Apple turns to bundling
Bundling, the practice of offering a number of services or products together for a discount, has built many a company including AT&T, Comcast, Amazon, and soon Apple. Apple will be bundling Music, streaming TV, gaming and iCloud storage, and perhaps other benefits including an online workout service, in an Amazon Prime-like subscription that gives the faithful so much for a flat monthly fee. CNBC

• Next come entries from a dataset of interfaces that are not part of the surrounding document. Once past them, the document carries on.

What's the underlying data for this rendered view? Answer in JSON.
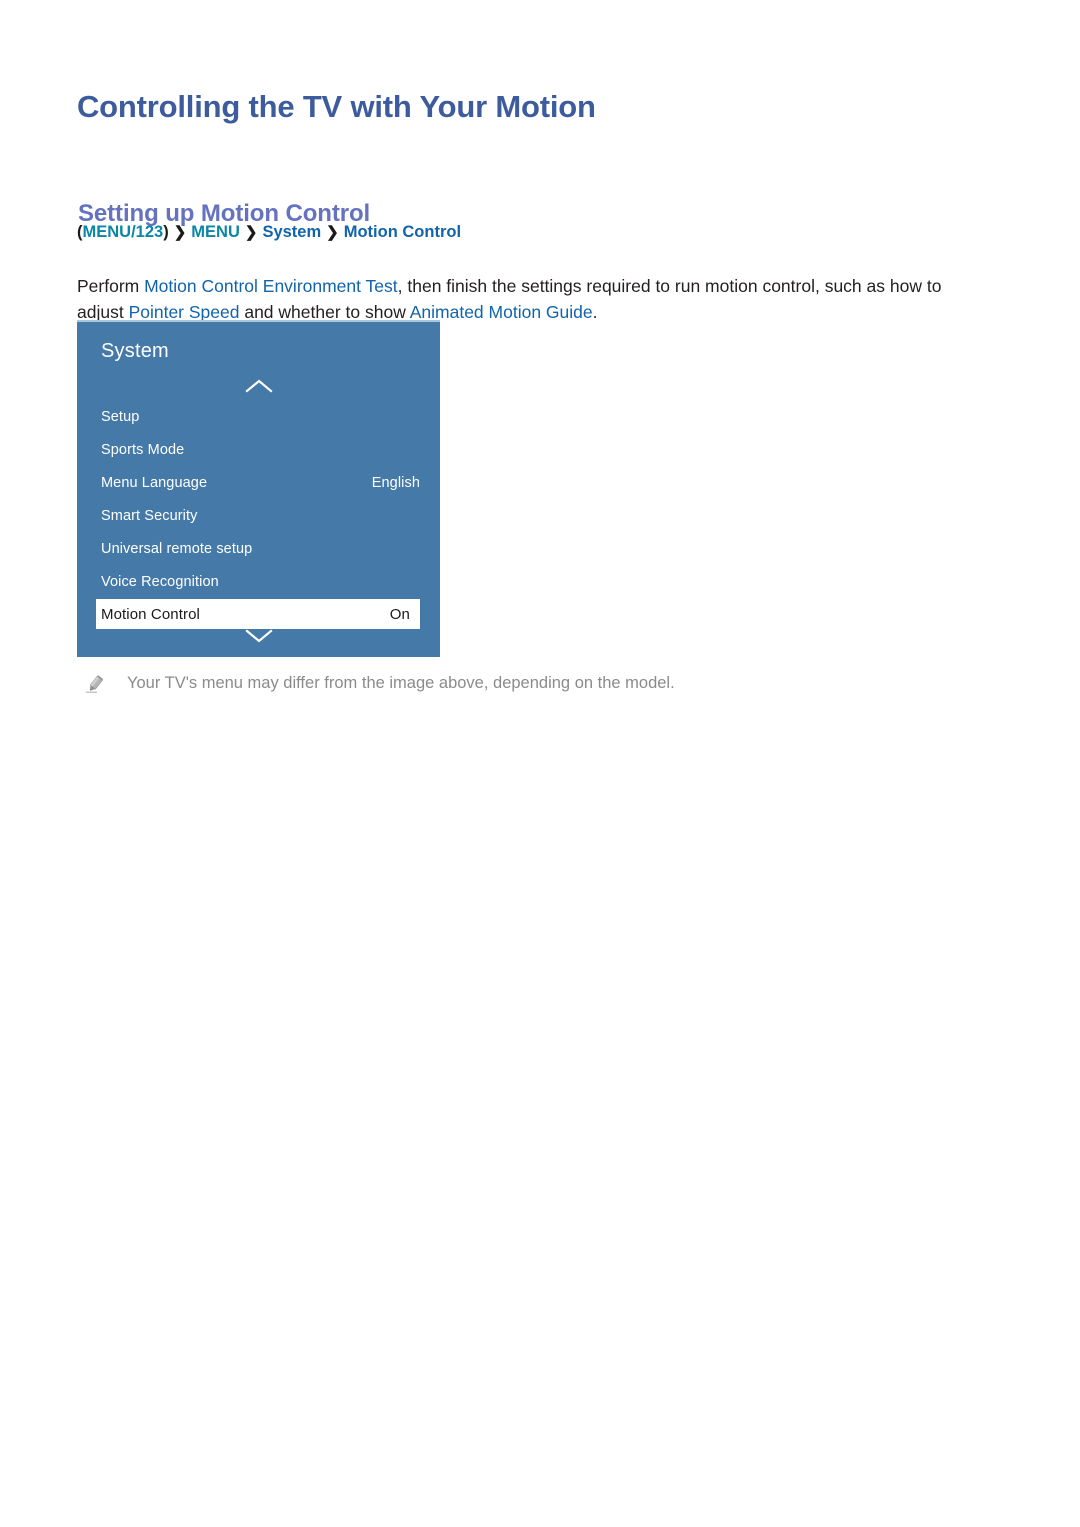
{
  "document": {
    "title": "Controlling the TV with Your Motion",
    "section_heading": "Setting up Motion Control"
  },
  "breadcrumb": {
    "open_paren": "(",
    "menu123": "MENU/123",
    "close_paren": ")",
    "separator": "❯",
    "menu": "MENU",
    "system": "System",
    "motion_control": "Motion Control",
    "teal_color": "#0a87a6",
    "blue_color": "#1164ab"
  },
  "paragraph": {
    "part1": "Perform ",
    "hl1": "Motion Control Environment Test",
    "part2": ", then finish the settings required to run motion control, such as how to adjust ",
    "hl2": "Pointer Speed",
    "part3": " and whether to show ",
    "hl3": "Animated Motion Guide",
    "part4": "."
  },
  "tv_menu": {
    "panel_title": "System",
    "panel_color": "#4479a8",
    "scroll_up_icon": "chevron-up-icon",
    "scroll_down_icon": "chevron-down-icon",
    "items": [
      {
        "label": "Setup",
        "value": "",
        "selected": false
      },
      {
        "label": "Sports Mode",
        "value": "",
        "selected": false
      },
      {
        "label": "Menu Language",
        "value": "English",
        "selected": false
      },
      {
        "label": "Smart Security",
        "value": "",
        "selected": false
      },
      {
        "label": "Universal remote setup",
        "value": "",
        "selected": false
      },
      {
        "label": "Voice Recognition",
        "value": "",
        "selected": false
      },
      {
        "label": "Motion Control",
        "value": "On",
        "selected": true
      }
    ]
  },
  "note": {
    "icon": "pencil-note-icon",
    "text": "Your TV's menu may differ from the image above, depending on the model."
  }
}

dis-rup-shun: How can you refuse it? Services that you really want (Apple TV) along with some nice-to-haves, like Apple News and Arcade, for just a few more dollars per month. The good people at Peloton probably didn’t see an Apple fitness channel coming, but the data about home workouts is too enticing to pass up. Apple, with this move, is moving more deeply into the wheelhouse of Amazon and AT&T, providing attractive service revenues as well as its blockbuster lineup of Apple devices. Seems that Big Tech’s formula for the future consists of three critical components: cloud-based services, specialized content and apps, and consumer devices.
Microsoft seeks to create a new class of computing

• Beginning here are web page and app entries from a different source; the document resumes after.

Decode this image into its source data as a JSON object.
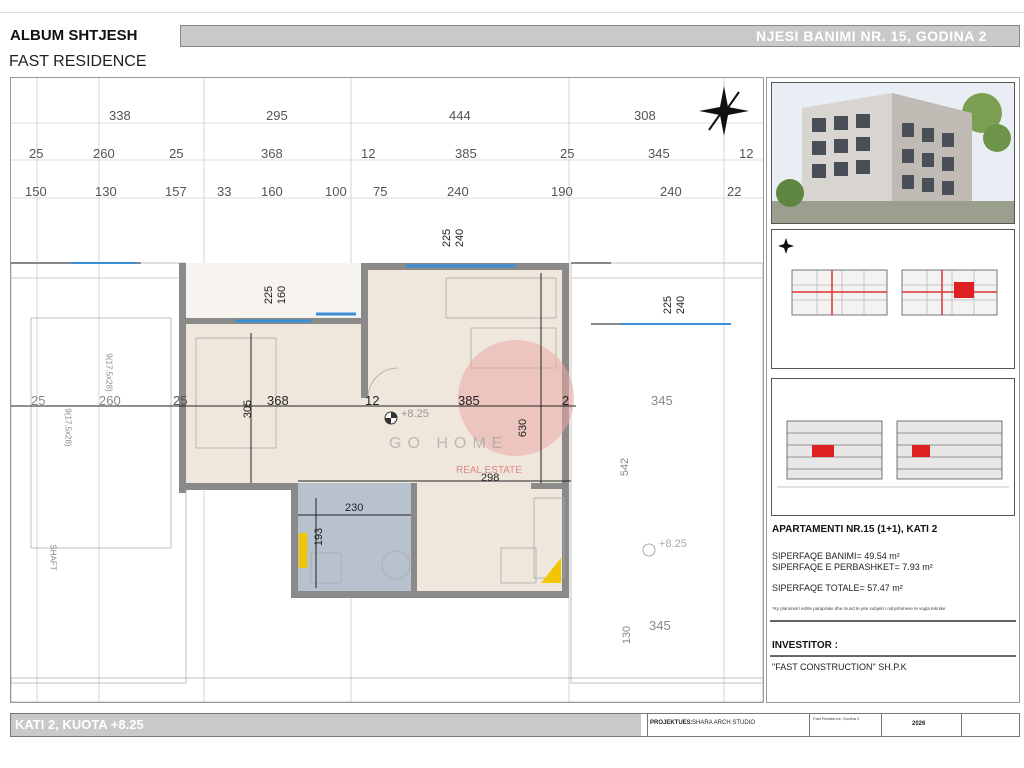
{
  "header": {
    "album_title": "ALBUM SHTJESH",
    "project_name": "FAST RESIDENCE",
    "unit_title": "NJESI BANIMI NR. 15, GODINA 2"
  },
  "plan": {
    "dims_row1": [
      "338",
      "295",
      "444",
      "308"
    ],
    "dims_row2": [
      "25",
      "260",
      "25",
      "368",
      "12",
      "385",
      "25",
      "345",
      "12"
    ],
    "dims_row3": [
      "150",
      "130",
      "157",
      "33",
      "160",
      "100",
      "75",
      "240",
      "190",
      "240",
      "22"
    ],
    "left_dims": [
      "25",
      "260",
      "25"
    ],
    "room_dims": [
      "368",
      "12",
      "385",
      "2"
    ],
    "right_dim": "345",
    "window_top": [
      "240",
      "225"
    ],
    "window_left": [
      "160",
      "225"
    ],
    "window_right": [
      "240",
      "225"
    ],
    "height_305": "305",
    "height_630": "630",
    "height_542": "542",
    "height_193": "193",
    "height_130": "130",
    "width_230": "230",
    "width_298": "298",
    "bottom_dim": "345",
    "level": "+8.25",
    "level_right": "+8.25",
    "stairs_label_1": "9(17.5x28)",
    "stairs_label_2": "9(17.5x28)",
    "shaft_label": "SHAFT",
    "watermark_text": "GO HOME",
    "watermark_sub": "REAL ESTATE",
    "colors": {
      "apartment_fill": "#efe7dc",
      "bath_fill": "#b8c2cf",
      "wall": "#8a8a8a",
      "window": "#3a8fd8",
      "dimension_line": "#222222"
    }
  },
  "right_panel": {
    "apartment_title": "APARTAMENTI NR.15 (1+1), KATI 2",
    "living_area": "SIPERFAQE BANIMI=  49.54 m²",
    "common_area": "SIPERFAQE E PERBASHKET=  7.93 m²",
    "total_area": "SIPERFAQE TOTALE=  57.47 m²",
    "note": "*Ky planimetri eshte paraprake dhe mund te jete subjekt i ndryshimeve te vogla teknike",
    "investor_label": "INVESTITOR :",
    "investor_name": "\"FAST CONSTRUCTION\" SH.P.K"
  },
  "footer": {
    "floor": "KATI 2, KUOTA +8.25",
    "project_label": "PROJEKTUES:",
    "designer": "SHARA ARCH STUDIO",
    "small_note": "Fast Residence, Godina 2",
    "year": "2026"
  }
}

Microsoft’s Surface family of products have been a wild success — offering Apple like design for the Windows crowd. Now Microsoft is going out on a limb with the Surface Duo, a foldable two screen device that is not a Windows computer, but too big to be a phone. The Android-based device is thin and elegant, offering two very portable screens for those who want more screen while on the move. Microsoft has decided to pass on 5G for the first release. The device can be pre-ordered at AT&T, Microsoft.com or Best Buy. CNET

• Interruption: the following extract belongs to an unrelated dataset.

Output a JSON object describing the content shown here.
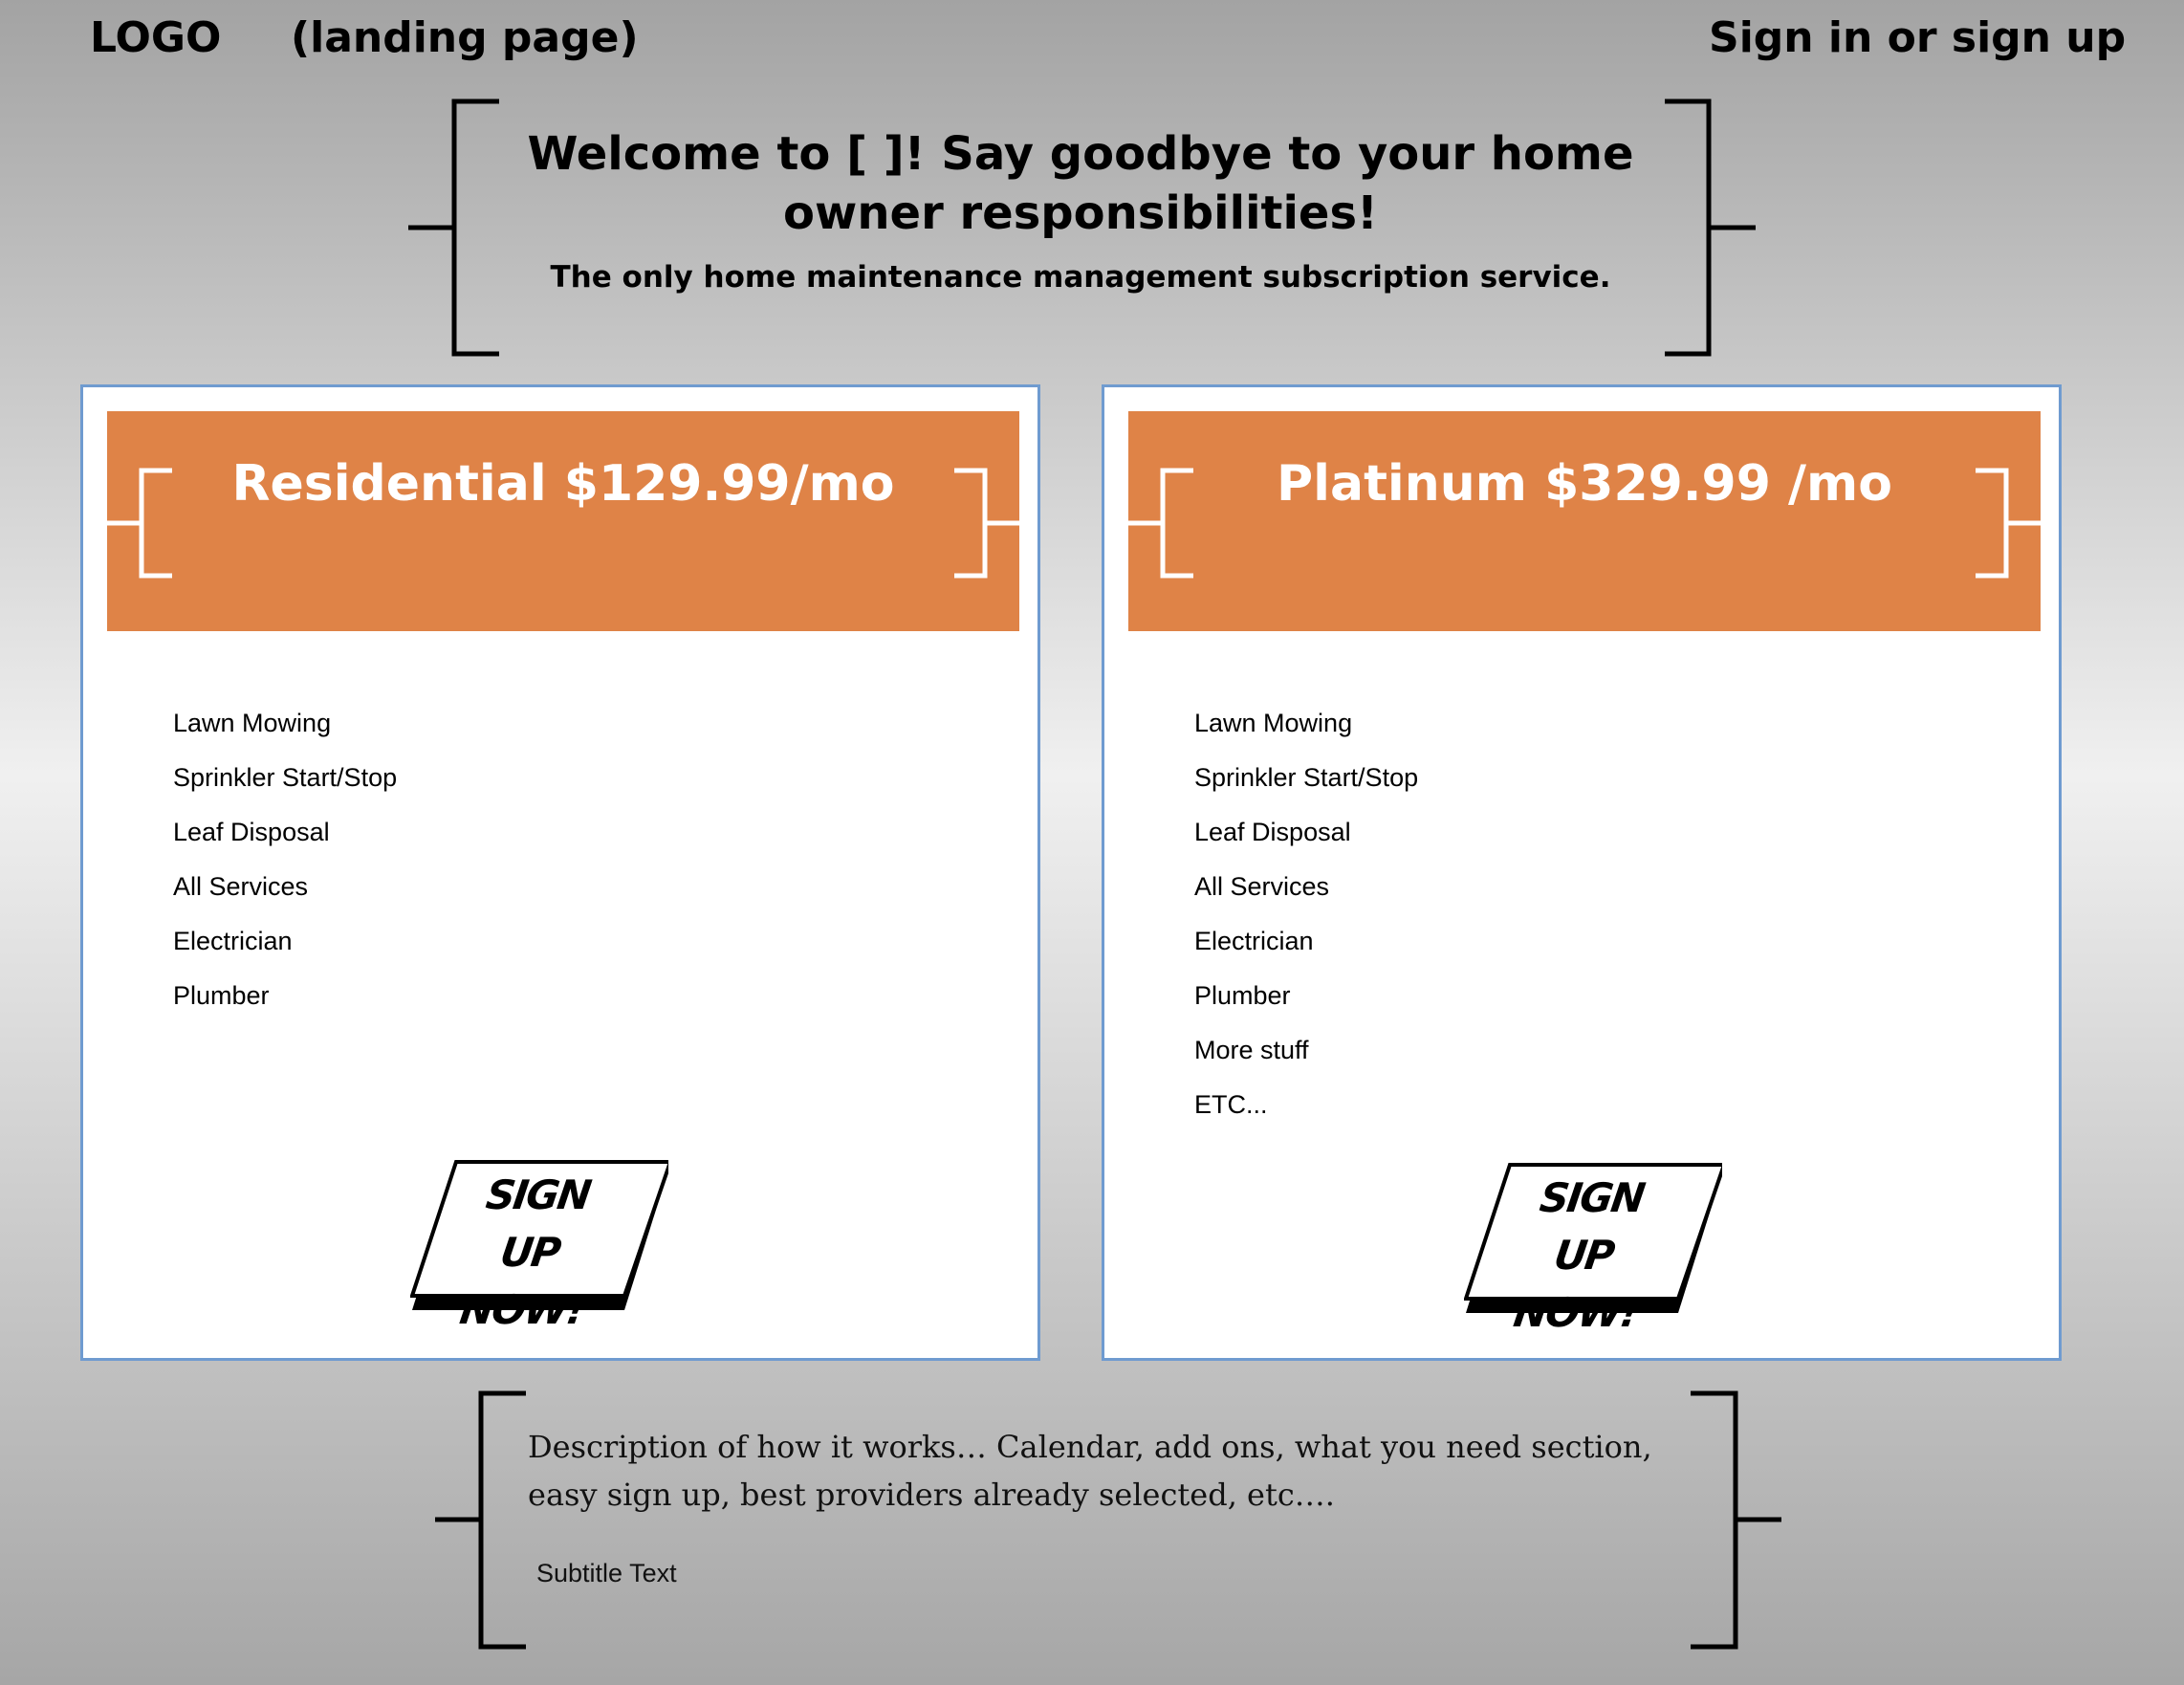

dis-rup-shun: It is rare to see Microsoft go all “Apple-like” and think it can create a new product category. The company traditionally has not been good at firsts, but excellent at second or third offerings. After the dismal failure that was the Nokia acquisition, Microsoft has decided to be an innovator. The device looks very tempting to pair some earbuds as a media player and phone, but will an Android-based computer satisfy the mobile office worker? If you want to play with $1,399, it will be a great experiment.
Waze adds contactless fueling to its app
Waze has partnered with both ExxonMobil and Shell, incorporating those companies’ rewards app into its own, enabling the user to purchase fuel at the pump without touching payment screens. CNET
dis-rup-shun: COVID-19 continues to reshape the new normal, and buying gas may never be the same. Even if you have resisted the fuel rewards programs, as you don’t think of yourself as loyal to a gas station, Waze has found a way to keep you from straying to the convenience of Google Maps or Apple Maps. Touchless payments have been popular in other parts of the world, such as Asia, for a number of years, but slow to catch on in the USA. Touchless fueling will accelerate mobile payment adoption assuming Americans start driving again.
Intel counting on next generation chip to put it back on top
Intel, the golden child of the era of computing, has been beaten up lately. Apple has bailed on Intel, AMD’s chips have bested some of Intel’s, and Qualcomm and Nvidia continue to eat away at Intel’s core customer base. Intel’s next generation, generation 11 chipsets, called Tiger Lake, should put the company back on top. Tiger Lake processors are faster, smaller, provide better graphics and use less battery power. CNET
dis-rup-shun: Competition is tough in the chip business, and China has just announced more emphasis on chip making given icy relations with the west. Intel’s corporate structure has served it well in traditional markets, but the company has been slow to be the engine inside of new connected device categories. The future of computing looks a lot less like a computer, and Intel needs to c